Đôi nét về GS. Xi’an

Posted in Books, Travel, University life with tags , , , , on May 28, 2013 by xi'an

Here is a short bio of me written in Vietnamese in conjunction with the course I will give at CMS (Centre for Mathematical Sciences), Ho Chi Min City, next week:

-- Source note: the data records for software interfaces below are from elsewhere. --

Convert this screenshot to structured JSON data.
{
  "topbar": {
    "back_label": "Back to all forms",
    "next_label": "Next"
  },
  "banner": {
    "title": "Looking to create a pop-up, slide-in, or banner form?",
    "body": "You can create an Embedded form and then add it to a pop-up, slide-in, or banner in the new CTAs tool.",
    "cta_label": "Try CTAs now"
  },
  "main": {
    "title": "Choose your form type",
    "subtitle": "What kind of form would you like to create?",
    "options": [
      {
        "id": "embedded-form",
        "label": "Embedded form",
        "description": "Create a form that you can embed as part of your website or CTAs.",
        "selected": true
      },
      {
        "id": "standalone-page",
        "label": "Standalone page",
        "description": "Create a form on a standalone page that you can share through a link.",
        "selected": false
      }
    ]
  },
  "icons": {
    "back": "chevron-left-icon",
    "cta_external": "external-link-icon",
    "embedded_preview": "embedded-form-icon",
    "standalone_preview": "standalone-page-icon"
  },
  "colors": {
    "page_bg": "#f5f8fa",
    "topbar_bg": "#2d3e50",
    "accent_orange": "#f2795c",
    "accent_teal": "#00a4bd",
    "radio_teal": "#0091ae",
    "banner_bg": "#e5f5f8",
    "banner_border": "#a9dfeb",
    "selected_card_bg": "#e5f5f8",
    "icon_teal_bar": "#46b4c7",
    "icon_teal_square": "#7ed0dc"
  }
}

Christian P. Robert là giáo sư tại Khoa Toán ứng dụng của ĐH Paris Dauphine từ năm 2000. GS Robert đã từng giảng dạy ở các ĐH Perdue, Cornell (Mỹ) và ĐH Canterbury (New-Zealand). Ông đã làm biên tập cho tạp chí Journal of the Royal Statistical Society Series B từ năm 2006 đến năm 2009 và là phó biên tập cho tạp chí Annals of Statistics. Năm 2008, ông làm Chủ tịch của Hiệp hội Thống kê Quốc tế về Thống kê Bayes (ISBA). Lĩnh vực nghiên cứu của GS Robert bao gồm Thống kê Bayes mà tập trung chính vào Lý thuyết quyết định (Decision theory) và Mô hình lựa chọn (Model selection), Lý thuyết về Xích Markov trong mô phỏng và Thống kê tính toán.